Mixed-use complex integrates VRF and water-source geothermal system for energy efficiency.
Located on the picturesque Piscataquis River in Maine, The Mill at Dover-Foxcroft is a 60,000-sq.-ft. complex that comprises nine structures built between 1841 and 1944. After sitting vacant for nearly a decade, Arnold Development Group, Kansas City, MO, embarked on a full renovation of the complex to develop a mixed-use building complete with residences, office space, a café, and a boutique inn.
On the National Register of Historic Places, the renovation of The Mill required an update to modern amenities with limited modifications of the building’s envelope. In addition to the preservation of the structure, the developer also wanted to make the building a net-zero facility in the future with plans to restore the turbine of the pre-existing hydroelectric dam.
Located 100 miles from the Canadian border, where during the winter months the temperature can frequently sustain below-freezing temperatures, the new HVAC system needed to provide year-round comfort. Along with functioning in the extreme conditions, in order to achieve the desired net-zero impact, the system needed to be energy efficient while still delivering on the specific comfort requirements of the varying businesses operating throughout the complex. All of this had to be achieved with minimal modification to the structure in order to preserve its historic nature.
A robust solution
After evaluating the needs of the project, Ranor Mechanical, Jay, ME, recommended Englewood Cliffs, NJ-based LG’s Water Source VRF system for The Mill. The robust solution uses 180 tons of Multi VTM Water IV heat-recovery units that tie into the geothermal well system and include a variety of indoor units, such as ceiling cassettes, wall mounts, and high-static ducted and floor-standing indoor units. By implementing a predominantly duct-free solution, the small refrigerant piping was minimally invasive to the building’s envelope. The design flexibility of the LG VRF solution allowed the appropriate mix of indoor units to be used to meet the comfort and aesthetic requirements of each space.
In addition to the space savings from eliminating the need for bulky ductwork, the condensing units themselves are substantially smaller than a conventional system. With a small and compact footprint, the Multi V Water IV units were installed in the mechanical room under the building. This placement not only serves to make the units unobtrusive, but also allows easier control of the temperature from the source water loop that enables the system to effectively heat in the extreme temperatures.

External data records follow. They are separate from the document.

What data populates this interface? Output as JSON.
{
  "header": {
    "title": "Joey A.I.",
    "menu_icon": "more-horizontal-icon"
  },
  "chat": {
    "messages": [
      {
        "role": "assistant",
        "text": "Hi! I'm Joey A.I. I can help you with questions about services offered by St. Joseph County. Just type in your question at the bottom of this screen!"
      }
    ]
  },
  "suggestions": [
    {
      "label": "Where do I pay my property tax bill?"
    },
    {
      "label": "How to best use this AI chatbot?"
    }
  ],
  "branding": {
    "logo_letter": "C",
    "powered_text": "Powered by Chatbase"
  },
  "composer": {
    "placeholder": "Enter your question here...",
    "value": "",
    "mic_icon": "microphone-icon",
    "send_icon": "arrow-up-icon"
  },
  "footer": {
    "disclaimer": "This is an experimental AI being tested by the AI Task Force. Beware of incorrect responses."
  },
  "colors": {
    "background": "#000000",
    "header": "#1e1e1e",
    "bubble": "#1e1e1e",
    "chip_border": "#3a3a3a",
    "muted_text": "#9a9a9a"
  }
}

One of the key requirements of the new system was energy efficiency. With future goals of creating a net-zero building, The Mill management chose to maximize efficiencies by implementing the company’s water source heat-recovery units that tied into nine, 1,000 ft. geothermal wells. The Multi V Water IV units were easily incorporated to the geothermal well system and use water control valves to regulate the operating pressure to the VRF units for improved efficiency. Heat-recovery units were selected for the mixed-use complex due to the varying temperature demands across the spaces. By choosing a heat-recovery system, The Mill HVAC system is able deliver simultaneous heating and cooling while balancing the comfort demands of the occupants. This not only allows excellent comfort and maximizes the energy efficiency, but it also lowers the operating costs and eliminates the need to have a secondary system to supply heat.
By only using small piping rather than traditional, large ductwork, the Multi V Water IV system seamlessly blends into the building’s interiors without disrupting the exterior. The architectural integrity of the historic mill complex and compliance with the guidelines set forth by the National Register of Historic Places were both met with no issue. In recognition of this accomplishment, the architect was awarded Maine’s Historic Preservation Honor Award for Stewardship in 2015.